FanWing could be used by package delivery companies, those targeting pilotless operation, or on-demand cargo operators, according to the German Aerospace Center (DLR). FanWing has an open rotor that spans the wing’s length (see picture – credit Adrian Mann / FanWing). It is this large distributed thrust system that is expected to make it quiet enough for night ban airports.

At the DLR’s Institut für Lufttransportsysteme, Jonathan Gibbs is studying the commercial aspects of FanWing. Gibbs tells Air Cargo Week about the project’s next steps: “What we have decided to do is pick two aircraft that we are going to design for specific markets, not for cargo, but they could be used for cargo.” The two aircraft are for fire fighting and crop dusting. However, Gibbs and his fellow researchers are going to talk to freighter operators. “Especially for cargo, we will try to interview operators and see if there is a demonstrated need and try to infer how competitive Fanwing will be with those,“ he adds. In Gibbs’ view, FanWing is competitive where slow maneuvering and short take offs are needed.

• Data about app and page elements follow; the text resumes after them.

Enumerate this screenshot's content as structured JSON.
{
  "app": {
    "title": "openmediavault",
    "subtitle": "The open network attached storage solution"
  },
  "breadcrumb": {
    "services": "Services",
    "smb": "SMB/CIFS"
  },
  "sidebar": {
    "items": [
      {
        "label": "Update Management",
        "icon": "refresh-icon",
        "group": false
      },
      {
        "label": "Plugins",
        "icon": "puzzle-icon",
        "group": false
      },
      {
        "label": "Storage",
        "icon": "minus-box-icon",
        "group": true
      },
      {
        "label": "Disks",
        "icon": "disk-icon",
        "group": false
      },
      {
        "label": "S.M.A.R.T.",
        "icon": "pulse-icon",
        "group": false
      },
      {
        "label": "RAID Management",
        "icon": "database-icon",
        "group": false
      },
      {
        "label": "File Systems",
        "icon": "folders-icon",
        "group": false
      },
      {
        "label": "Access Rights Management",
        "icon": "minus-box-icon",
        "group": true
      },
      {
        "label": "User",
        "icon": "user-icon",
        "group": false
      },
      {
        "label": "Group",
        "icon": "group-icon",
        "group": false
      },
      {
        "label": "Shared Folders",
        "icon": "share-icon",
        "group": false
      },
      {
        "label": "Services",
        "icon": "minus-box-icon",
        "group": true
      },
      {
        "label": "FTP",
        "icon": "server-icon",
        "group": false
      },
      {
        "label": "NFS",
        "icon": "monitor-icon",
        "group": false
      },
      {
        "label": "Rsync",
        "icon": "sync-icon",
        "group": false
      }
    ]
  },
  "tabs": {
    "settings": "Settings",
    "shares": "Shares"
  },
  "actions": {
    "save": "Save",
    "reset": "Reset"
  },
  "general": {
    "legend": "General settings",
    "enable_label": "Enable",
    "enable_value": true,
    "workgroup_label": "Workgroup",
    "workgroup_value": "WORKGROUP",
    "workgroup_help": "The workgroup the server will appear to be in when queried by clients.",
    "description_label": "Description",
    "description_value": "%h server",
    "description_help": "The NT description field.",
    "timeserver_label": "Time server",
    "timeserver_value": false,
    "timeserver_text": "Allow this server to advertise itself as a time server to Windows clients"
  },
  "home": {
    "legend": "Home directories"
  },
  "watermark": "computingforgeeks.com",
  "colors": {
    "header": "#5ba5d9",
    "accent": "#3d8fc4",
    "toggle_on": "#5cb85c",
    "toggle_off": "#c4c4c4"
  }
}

Starting in 2014, the 782,989 euro ($864,592) two-year European Union project, is studying FanWing’s technical performance and its economics. The results published so far have been from the project’s periodic report covering the first year. The FanWing freighter concept that has been studied is able to carry eight tonnes and its direct operating costs are being compared to conventional short take-off and landing aircraft, helicopters. Gibbs explains that FanWing’s fuel burn is better than a helicopter’s, while its take-off distance is greater, but for an aircraft the opposite is true.

The DLR led study is called SOAR, an acronym constructed from diStributed Open-rotor AiRcraft. The study’s partners include, FanWing, the company that created the FanWing design, the von Karman Institute and the University of Saarland.